When Vengo Labs founders Brian Shimmerlik and Steven Bofill came on 'Shark Tank' in 2016, their pitch proved to be an exceptionally appealing business idea for the Sharks. Brian and Steven categorized a Vengo device as a wall-mounted vending machine that sells a variety of commodities while also advertising on an embedded video screen. Vengo founders believed their tiny wall-mounted vending machine was a winner, so they valued their firm at $16 million. Brian and Steven went into the tank after obtaining $3.4 million in seed money to support the manufacturing of the Vengo units to ask for a $2 million investment in exchange for a 12.5 percent equity stake. In a rare 'Shark Tank' collaboration, Lori Greiner and Kevin O'Leary put up the $2 million and ultimately shared a three percent investment for the Vengo guys since the idea appeared so profitable. The company has since received more money from well-known investors like Gary Vaynerchuk and Tony Hsieh, who have joined Vengo's aim to disrupt the vending machine market.
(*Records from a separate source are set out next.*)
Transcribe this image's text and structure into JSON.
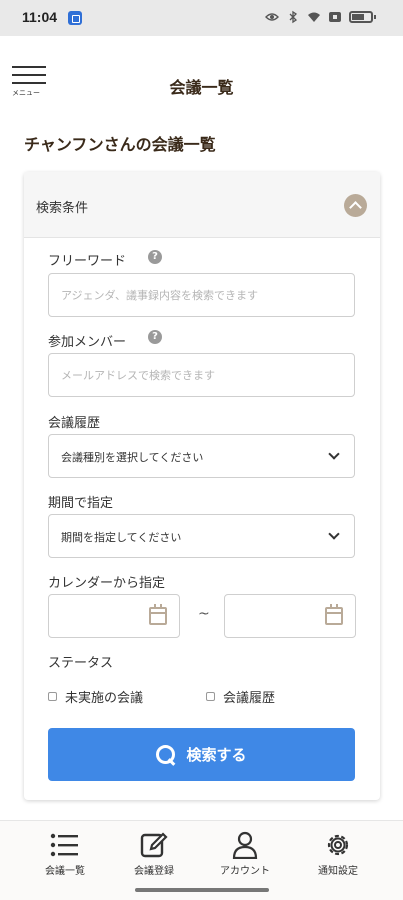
{
  "status_bar": {
    "time": "11:04",
    "icons": [
      "app-notification-icon",
      "eye-icon",
      "bluetooth-icon",
      "wifi-icon",
      "sim-icon",
      "battery-icon"
    ]
  },
  "header": {
    "menu_label": "メニュー",
    "title": "会議一覧"
  },
  "page_title": "チャンフンさんの会議一覧",
  "search_panel": {
    "header_label": "検索条件",
    "free_word": {
      "label": "フリーワード",
      "help": "?",
      "placeholder": "アジェンダ、議事録内容を検索できます",
      "value": ""
    },
    "members": {
      "label": "参加メンバー",
      "help": "?",
      "placeholder": "メールアドレスで検索できます",
      "value": ""
    },
    "meeting_history": {
      "label": "会議履歴",
      "selected": "会議種別を選択してください"
    },
    "period": {
      "label": "期間で指定",
      "selected": "期間を指定してください"
    },
    "calendar": {
      "label": "カレンダーから指定",
      "separator": "~"
    },
    "status": {
      "label": "ステータス",
      "options": [
        {
          "label": "未実施の会議",
          "checked": false
        },
        {
          "label": "会議履歴",
          "checked": false
        }
      ]
    },
    "search_button_label": "検索する"
  },
  "bottom_nav": {
    "items": [
      {
        "label": "会議一覧",
        "icon": "list-icon"
      },
      {
        "label": "会議登録",
        "icon": "edit-icon"
      },
      {
        "label": "アカウント",
        "icon": "user-icon"
      },
      {
        "label": "通知設定",
        "icon": "gear-icon"
      }
    ]
  },
  "colors": {
    "accent": "#3f88e6",
    "brand": "#b9aa98",
    "title_text": "#3a2a1a"
  }
}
What has been the most popular Shark Tank product to date?
The Ask: $200,000 for 5%
The Offer: $200,000 for a 17.5% stake
Bombas is the most lucrative offering from 'Shark Tank' in terms of lifetime sales metrics, funds raised on the program, and post-show sales performance. After the 'Shark Tank' episode about Bombas aired in 2014, during which the owners of the firm raised $200,000, it is said that the business ran out of its stock in just two weeks, generating revenues of around $1.2 million. Since then, Bombas continued to grow; the firm has already generated amazing lifetime revenues of over $225 million. Bombas' primary product is still socks, but the company has since then expanded into other cozy clothes such as undergarments, slippers, and t-shirts.
With over 3,500 local Giving Partners nationwide, Bombas and its founders have donated more than 50 million clothing items while adhering to their core objectives of aiding homeless people.
Season 14 of 'Shark Tank' premieres on Friday, September 23, at 8 pm ET/PT.